* [TASK STATEMENT] The following entries are to be retyped in full, exactly as written.

====

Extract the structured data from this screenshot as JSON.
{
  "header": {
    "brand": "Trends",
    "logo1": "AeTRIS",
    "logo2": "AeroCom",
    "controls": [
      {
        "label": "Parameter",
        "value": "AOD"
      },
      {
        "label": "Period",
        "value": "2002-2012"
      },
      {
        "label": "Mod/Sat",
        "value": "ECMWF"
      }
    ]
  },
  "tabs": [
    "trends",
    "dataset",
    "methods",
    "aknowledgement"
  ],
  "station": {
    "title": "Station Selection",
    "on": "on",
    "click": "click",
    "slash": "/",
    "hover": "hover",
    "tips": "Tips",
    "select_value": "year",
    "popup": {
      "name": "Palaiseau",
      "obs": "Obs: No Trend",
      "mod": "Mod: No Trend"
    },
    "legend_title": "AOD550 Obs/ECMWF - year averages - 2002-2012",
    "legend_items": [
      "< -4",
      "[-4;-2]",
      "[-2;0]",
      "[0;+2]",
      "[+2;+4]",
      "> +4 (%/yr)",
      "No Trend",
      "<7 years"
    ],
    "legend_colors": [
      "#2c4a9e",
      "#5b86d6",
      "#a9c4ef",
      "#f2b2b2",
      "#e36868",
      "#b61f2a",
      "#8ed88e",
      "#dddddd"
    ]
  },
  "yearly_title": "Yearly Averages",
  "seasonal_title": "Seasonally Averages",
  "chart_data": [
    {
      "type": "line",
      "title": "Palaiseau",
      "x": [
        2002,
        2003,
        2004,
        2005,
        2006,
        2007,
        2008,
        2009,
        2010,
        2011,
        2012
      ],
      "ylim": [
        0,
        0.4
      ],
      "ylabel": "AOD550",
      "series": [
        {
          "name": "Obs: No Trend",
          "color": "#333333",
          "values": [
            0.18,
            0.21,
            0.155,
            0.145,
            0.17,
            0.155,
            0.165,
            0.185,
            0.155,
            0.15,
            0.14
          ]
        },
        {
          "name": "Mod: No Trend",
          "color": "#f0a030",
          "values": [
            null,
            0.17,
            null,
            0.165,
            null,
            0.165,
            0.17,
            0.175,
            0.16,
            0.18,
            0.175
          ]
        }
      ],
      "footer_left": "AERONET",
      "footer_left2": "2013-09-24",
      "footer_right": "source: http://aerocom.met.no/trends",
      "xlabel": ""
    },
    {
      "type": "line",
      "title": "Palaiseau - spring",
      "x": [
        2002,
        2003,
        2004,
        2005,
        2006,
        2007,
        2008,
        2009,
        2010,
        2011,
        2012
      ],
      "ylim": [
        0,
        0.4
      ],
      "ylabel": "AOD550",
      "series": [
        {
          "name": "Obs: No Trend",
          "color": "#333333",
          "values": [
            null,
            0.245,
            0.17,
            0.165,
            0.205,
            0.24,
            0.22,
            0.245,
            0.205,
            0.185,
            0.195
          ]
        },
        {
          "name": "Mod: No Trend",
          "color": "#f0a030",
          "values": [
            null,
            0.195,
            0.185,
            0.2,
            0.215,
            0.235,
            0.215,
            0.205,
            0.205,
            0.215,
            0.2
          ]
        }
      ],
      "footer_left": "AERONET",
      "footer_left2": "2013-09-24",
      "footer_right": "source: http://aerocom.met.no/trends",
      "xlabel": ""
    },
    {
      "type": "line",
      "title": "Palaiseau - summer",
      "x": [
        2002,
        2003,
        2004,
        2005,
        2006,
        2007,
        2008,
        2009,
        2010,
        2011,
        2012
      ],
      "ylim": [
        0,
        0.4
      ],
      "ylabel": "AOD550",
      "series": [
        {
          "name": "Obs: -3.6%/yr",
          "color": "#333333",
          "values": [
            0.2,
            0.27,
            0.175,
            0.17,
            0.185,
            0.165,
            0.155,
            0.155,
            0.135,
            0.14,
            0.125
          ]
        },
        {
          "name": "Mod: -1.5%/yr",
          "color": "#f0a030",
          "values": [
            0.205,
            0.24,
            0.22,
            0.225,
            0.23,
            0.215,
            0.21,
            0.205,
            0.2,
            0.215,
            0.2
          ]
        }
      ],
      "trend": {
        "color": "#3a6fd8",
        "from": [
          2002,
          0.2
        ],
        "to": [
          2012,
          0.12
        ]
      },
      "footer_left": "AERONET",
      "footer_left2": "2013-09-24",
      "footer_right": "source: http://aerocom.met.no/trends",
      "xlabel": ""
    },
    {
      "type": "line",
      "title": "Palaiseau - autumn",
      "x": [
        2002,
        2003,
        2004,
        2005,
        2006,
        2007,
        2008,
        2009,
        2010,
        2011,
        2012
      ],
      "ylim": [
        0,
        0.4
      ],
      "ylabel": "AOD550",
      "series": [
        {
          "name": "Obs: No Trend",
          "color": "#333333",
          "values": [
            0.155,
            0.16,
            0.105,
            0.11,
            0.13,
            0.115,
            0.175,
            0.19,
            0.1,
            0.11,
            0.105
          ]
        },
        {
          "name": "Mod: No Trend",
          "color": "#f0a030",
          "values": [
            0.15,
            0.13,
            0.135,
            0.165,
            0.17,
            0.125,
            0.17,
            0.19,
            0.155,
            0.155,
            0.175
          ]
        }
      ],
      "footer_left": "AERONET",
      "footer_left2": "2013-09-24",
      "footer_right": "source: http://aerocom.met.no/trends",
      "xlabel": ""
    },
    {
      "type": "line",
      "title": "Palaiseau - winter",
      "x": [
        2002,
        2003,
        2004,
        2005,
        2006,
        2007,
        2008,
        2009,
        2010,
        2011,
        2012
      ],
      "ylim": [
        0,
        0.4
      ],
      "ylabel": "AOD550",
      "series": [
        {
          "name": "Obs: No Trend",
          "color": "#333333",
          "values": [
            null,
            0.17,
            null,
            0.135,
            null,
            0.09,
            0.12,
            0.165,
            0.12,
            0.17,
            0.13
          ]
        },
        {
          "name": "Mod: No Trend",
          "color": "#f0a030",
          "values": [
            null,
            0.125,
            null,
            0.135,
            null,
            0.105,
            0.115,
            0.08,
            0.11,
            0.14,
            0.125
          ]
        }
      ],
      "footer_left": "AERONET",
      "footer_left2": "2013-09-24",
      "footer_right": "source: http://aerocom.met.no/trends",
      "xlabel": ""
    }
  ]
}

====

* [TASK OUTPUT]
Extract the structured data from this screenshot as JSON.
{
  "header": {
    "brand": "Trends",
    "logo1": "AeTRIS",
    "logo2": "AeroCom",
    "controls": [
      {
        "label": "Parameter",
        "value": "AOD"
      },
      {
        "label": "Period",
        "value": "2002-2012"
      },
      {
        "label": "Mod/Sat",
        "value": "ECMWF"
      }
    ]
  },
  "tabs": [
    "trends",
    "dataset",
    "methods",
    "aknowledgement"
  ],
  "station": {
    "title": "Station Selection",
    "on": "on",
    "click": "click",
    "slash": "/",
    "hover": "hover",
    "tips": "Tips",
    "select_value": "year",
    "popup": {
      "name": "Palaiseau",
      "obs": "Obs: No Trend",
      "mod": "Mod: No Trend"
    },
    "legend_title": "AOD550 Obs/ECMWF - year averages - 2002-2012",
    "legend_items": [
      "< -4",
      "[-4;-2]",
      "[-2;0]",
      "[0;+2]",
      "[+2;+4]",
      "> +4 (%/yr)",
      "No Trend",
      "<7 years"
    ],
    "legend_colors": [
      "#2c4a9e",
      "#5b86d6",
      "#a9c4ef",
      "#f2b2b2",
      "#e36868",
      "#b61f2a",
      "#8ed88e",
      "#dddddd"
    ]
  },
  "yearly_title": "Yearly Averages",
  "seasonal_title": "Seasonally Averages",
  "chart_data": [
    {
      "type": "line",
      "title": "Palaiseau",
      "x": [
        2002,
        2003,
        2004,
        2005,
        2006,
        2007,
        2008,
        2009,
        2010,
        2011,
        2012
      ],
      "ylim": [
        0,
        0.4
      ],
      "ylabel": "AOD550",
      "series": [
        {
          "name": "Obs: No Trend",
          "color": "#333333",
          "values": [
            0.18,
            0.21,
            0.155,
            0.145,
            0.17,
            0.155,
            0.165,
            0.185,
            0.155,
            0.15,
            0.14
          ]
        },
        {
          "name": "Mod: No Trend",
          "color": "#f0a030",
          "values": [
            null,
            0.17,
            null,
            0.165,
            null,
            0.165,
            0.17,
            0.175,
            0.16,
            0.18,
            0.175
          ]
        }
      ],
      "footer_left": "AERONET",
      "footer_left2": "2013-09-24",
      "footer_right": "source: http://aerocom.met.no/trends",
      "xlabel": ""
    },
    {
      "type": "line",
      "title": "Palaiseau - spring",
      "x": [
        2002,
        2003,
        2004,
        2005,
        2006,
        2007,
        2008,
        2009,
        2010,
        2011,
        2012
      ],
      "ylim": [
        0,
        0.4
      ],
      "ylabel": "AOD550",
      "series": [
        {
          "name": "Obs: No Trend",
          "color": "#333333",
          "values": [
            null,
            0.245,
            0.17,
            0.165,
            0.205,
            0.24,
            0.22,
            0.245,
            0.205,
            0.185,
            0.195
          ]
        },
        {
          "name": "Mod: No Trend",
          "color": "#f0a030",
          "values": [
            null,
            0.195,
            0.185,
            0.2,
            0.215,
            0.235,
            0.215,
            0.205,
            0.205,
            0.215,
            0.2
          ]
        }
      ],
      "footer_left": "AERONET",
      "footer_left2": "2013-09-24",
      "footer_right": "source: http://aerocom.met.no/trends",
      "xlabel": ""
    },
    {
      "type": "line",
      "title": "Palaiseau - summer",
      "x": [
        2002,
        2003,
        2004,
        2005,
        2006,
        2007,
        2008,
        2009,
        2010,
        2011,
        2012
      ],
      "ylim": [
        0,
        0.4
      ],
      "ylabel": "AOD550",
      "series": [
        {
          "name": "Obs: -3.6%/yr",
          "color": "#333333",
          "values": [
            0.2,
            0.27,
            0.175,
            0.17,
            0.185,
            0.165,
            0.155,
            0.155,
            0.135,
            0.14,
            0.125
          ]
        },
        {
          "name": "Mod: -1.5%/yr",
          "color": "#f0a030",
          "values": [
            0.205,
            0.24,
            0.22,
            0.225,
            0.23,
            0.215,
            0.21,
            0.205,
            0.2,
            0.215,
            0.2
          ]
        }
      ],
      "trend": {
        "color": "#3a6fd8",
        "from": [
          2002,
          0.2
        ],
        "to": [
          2012,
          0.12
        ]
      },
      "footer_left": "AERONET",
      "footer_left2": "2013-09-24",
      "footer_right": "source: http://aerocom.met.no/trends",
      "xlabel": ""
    },
    {
      "type": "line",
      "title": "Palaiseau - autumn",
      "x": [
        2002,
        2003,
        2004,
        2005,
        2006,
        2007,
        2008,
        2009,
        2010,
        2011,
        2012
      ],
      "ylim": [
        0,
        0.4
      ],
      "ylabel": "AOD550",
      "series": [
        {
          "name": "Obs: No Trend",
          "color": "#333333",
          "values": [
            0.155,
            0.16,
            0.105,
            0.11,
            0.13,
            0.115,
            0.175,
            0.19,
            0.1,
            0.11,
            0.105
          ]
        },
        {
          "name": "Mod: No Trend",
          "color": "#f0a030",
          "values": [
            0.15,
            0.13,
            0.135,
            0.165,
            0.17,
            0.125,
            0.17,
            0.19,
            0.155,
            0.155,
            0.175
          ]
        }
      ],
      "footer_left": "AERONET",
      "footer_left2": "2013-09-24",
      "footer_right": "source: http://aerocom.met.no/trends",
      "xlabel": ""
    },
    {
      "type": "line",
      "title": "Palaiseau - winter",
      "x": [
        2002,
        2003,
        2004,
        2005,
        2006,
        2007,
        2008,
        2009,
        2010,
        2011,
        2012
      ],
      "ylim": [
        0,
        0.4
      ],
      "ylabel": "AOD550",
      "series": [
        {
          "name": "Obs: No Trend",
          "color": "#333333",
          "values": [
            null,
            0.17,
            null,
            0.135,
            null,
            0.09,
            0.12,
            0.165,
            0.12,
            0.17,
            0.13
          ]
        },
        {
          "name": "Mod: No Trend",
          "color": "#f0a030",
          "values": [
            null,
            0.125,
            null,
            0.135,
            null,
            0.105,
            0.115,
            0.08,
            0.11,
            0.14,
            0.125
          ]
        }
      ],
      "footer_left": "AERONET",
      "footer_left2": "2013-09-24",
      "footer_right": "source: http://aerocom.met.no/trends",
      "xlabel": ""
    }
  ]
}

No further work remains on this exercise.